What historical example does he give of the difference between a popular and aesthetic work which appeared at the same time? (1557) What qualities made Feydeau's Fanny less valuable and Flaubert's Madame Bovary a work of originality?
4. The reconstruction of the horizon of expectations enables one to pose questions to which the text gave an answer, and thereby discover how the contemporary reader could have viewed and understood it.
What can help in this process of reconstruction? (1559, by comparison with works that the author presupposed his contemporary audience to know, gives example of the Roman de Renart)
What is wrong with the notion that the present-day critic can examine objectively the works of the past? (1560) What insight had Hans-Georg Gadamer offered into the mode of understanding history? (1560, through logic of question and answer to the historical tradition)
What is meant by Collingwood’s statement that “one can understand a text only when one has understood the question to which it is an answer”? (1560)
How does he answer Rene Wellek’s question, whether one should evaluate a literary work according to the perspective of the past, the present, or the “verdict of the ages”? (1560-61, he expands notion of the “verdict of the ages” to include the successive unfolding of the potential for meaning in a work achieved by the “fusion of horizons” in the encounter with the tradition)
5. One needs to view the individual work in the context of a “literary series” to recognize its relative historical position and significance. (1561).

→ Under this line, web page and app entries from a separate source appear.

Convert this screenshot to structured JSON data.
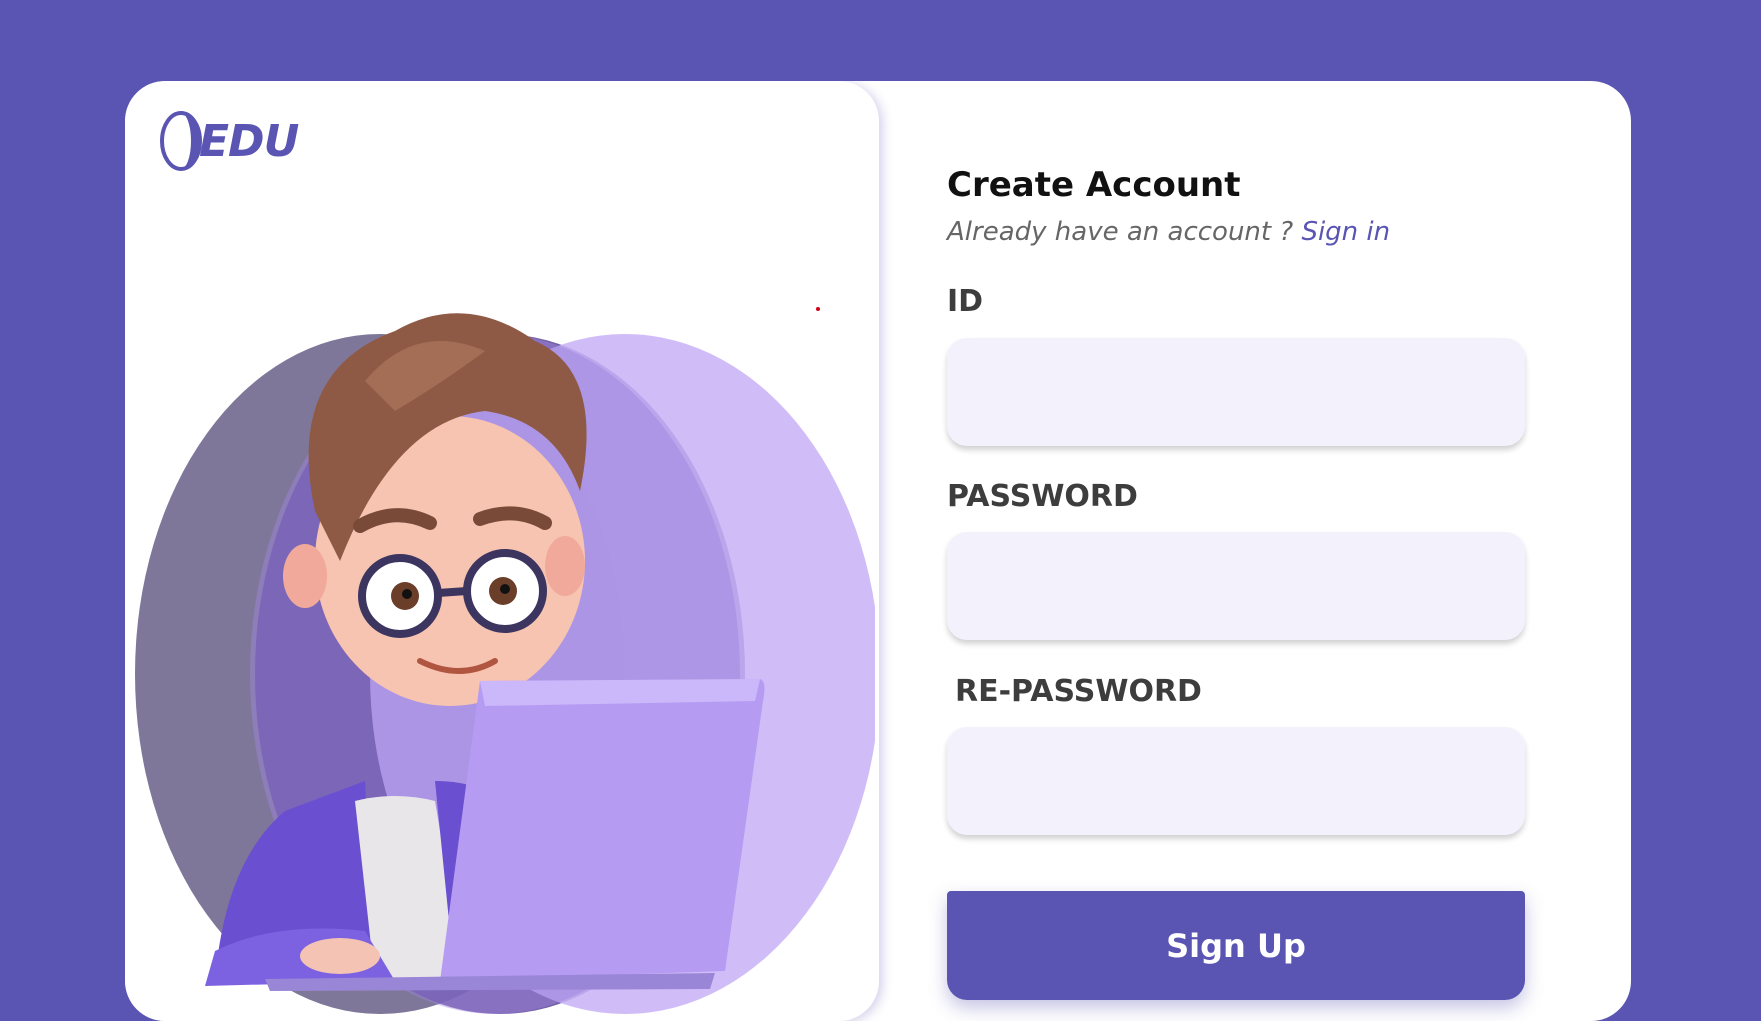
{
  "brand": {
    "name": "EDU",
    "color": "#5a55b3"
  },
  "form": {
    "title": "Create Account",
    "subtitle_text": "Already have an account ? ",
    "sign_in_link": "Sign in",
    "id_label": "ID",
    "id_value": "",
    "password_label": "PASSWORD",
    "password_value": "",
    "repassword_label": "RE-PASSWORD",
    "repassword_value": "",
    "submit_label": "Sign Up"
  },
  "colors": {
    "background": "#5a55b3",
    "input_fill": "#f3f2fc",
    "accent": "#5a55b3"
  }
}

What does it mean to speak of “the eventful history of literature”?
How can the new work solve formal and moral problems left behind by the last work, and present new problems in turn?
According to Jauss, what do the formalists believe is the nature of the evolution of literary forms? What is limiting about these views, in his opinion? (1561, innovation for itself does not alone make up artistic character, need to consider social context)
What is gained by considering “literary evolution” through an aesthetics of reception? (1562, merit of work not always immediately perceptible, a work in present creates the taste for understanding works in the past)
What examples does he give of the works of a more recent author influencing the reception of past ones? (1562, Mallarme created greater audience for baroque poets) Can you think of others?
What does it mean to say that the new is not only an aesthetic category but an historical one? (1562, one asks which historical moments first made new that which is new in a literary phenomenon, and how this altered the past, what is the history of aesthetic attitudes)
6. The linguistic emphasis on synchronic analyses--the study of processes at one moment of time--could be used in literary history by studying a cross-section of works of a single period, and comparing this with other such cross-sections.
What does Jauss believe would be the purpose of such a study? (1563) How can we choose the literary events to be studied? (1564, from history of its influence and the perspective of the present)
7. Literary history is a special history distinct from history at large.
How does the reader judge literature? (1564, against the background of other works of art and of everyday experience of life)
What does it mean to say that literature may summon the reader to moral reflection? (1564, grasped in modalities of question and answer, problem and solution)
How should we respond to the gap between history and literature? What should be done, in contrast to accepting the notion that history is literally reflected or represented in literary works? (1564)
What does Jauss see as the purpose of literature? (1564, emancipatory, “it competes with other arts and social forces in the emancipation of mankind from its natural, religious, and social bonds)
Can you see relationships between Jauss’s theories and those of others we have considered? In what ways may he have influenced Wolfgang Iser?
Are there any aspects of Jauss’s theories which might be subject to critique?
Do Jauss's views reflect current critical practice?
page numbers are from the Norton Anthology of Theory and Criticism, 2001 1547-64